Sonali vs the government was shown on 21 July 2010. Notice what Michael Gove said in Sonali's interview -

The way in which we used to give money to schools meant that there were some schools which were OK, but were getting loads of cash. And then there were other schools, like Highfurlong - which I've visited - which really needed extra cash, which weren't getting it in time.

Sonali warned Michael that Newsround would be checking up on him. At the end of the interview Michael told Sonali that everyone who needs it [cash for school renovations] will get it.

So what's been the result of Sonali's report?

Well on Tuesday 10 August 2010 Newsround reported that Zoe and her friends had secured the cash for their school in South London and that they believed Newsround had helped get it.

Whatever happened to Sonali's promise to check up on Highfurlong? What Newsround failed to mention, even in their web report: "School is given extra cash" was that Highfurlong School had not been successful. It seems that BBC Newsround and the government have, between them, effectively double-crossed Highfurlong School. My enquiries confirm that the school has not, as yet, received the funding.

More proof, if any were needed, that Lynne Featherstone was right; the BBC can't be trusted.

Monday, October 04, 2010

A piece in today's Guardian demonstrates how seriously discrimination can affect people's lives. Last year Arlene Phillips was dismissed as a judge on Strictly Come Dancing. Newsround first reported rumours that Arlene might be replaced by Alesha Dixon on Thursday 18 June 2009. Age discrimination is one of the long-standing concerns of Newsround Blog, for example see this blog entry.

The BBC, of course, denied that Arlene's dismissal was anything to do with age, but most people thought otherwise. Lynne Featherstone, who at the time was a member of the House of Commons Equality Bill Committee, was very annoyed at what happened. So annoyed in fact that she felt the BBC should not be exempt from the Equality Duty. In her blog, Lynne wrote: And as the Equality Bill is not yet through its legislative processes – I will be considering bringing an amendment to the Bill which looks at the BBC’s exemption again. They clearly can’t be trusted.

In the event Lynne did not bring forward such an amendment - the reason being that the BBC wasn't granted any exemption - not in the House of Commons at any rate. What did happen, however, is that an amendment was put through this year at a late stage in the House of Lords, without there having been any debate in the elected Chamber of Parliament.

The public sector Equality Duty is being consulted on at present, and is due to come into effect next April. The consultation ends on 10 November 2010.

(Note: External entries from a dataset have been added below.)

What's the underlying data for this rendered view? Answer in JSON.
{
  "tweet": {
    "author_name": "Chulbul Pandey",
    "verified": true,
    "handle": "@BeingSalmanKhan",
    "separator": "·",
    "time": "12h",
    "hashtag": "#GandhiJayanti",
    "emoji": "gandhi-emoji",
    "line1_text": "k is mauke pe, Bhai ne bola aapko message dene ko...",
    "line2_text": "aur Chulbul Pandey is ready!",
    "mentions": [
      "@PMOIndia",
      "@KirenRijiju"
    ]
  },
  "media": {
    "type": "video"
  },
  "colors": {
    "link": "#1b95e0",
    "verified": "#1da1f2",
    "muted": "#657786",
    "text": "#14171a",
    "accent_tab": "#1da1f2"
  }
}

Lynne Featherstone is now Minister for Equalities at the Government Equalities Office. Despite Lynne's annoyance, it is very possible that the BBC will, in large measure, be exempt from the Equality Duty. This exemption for the BBC seems very unwise because, as Lynne put it, they clearly can't be trusted.

Friday, October 01, 2010

The BBC has published its long-awaited research report: Portrayal of Lesbian, Gay and Bisexual People on the BBC. (BBC download page)

I did not, as a matter of principle, respond to the online part of the Consultation, as I believe the national broadcaster should promote equality and community cohesion independently of any audience prejudice.

Newsround Blog will have something to say about the Report at some time in the future, but for now this link seems to be a fairly insightful take on it.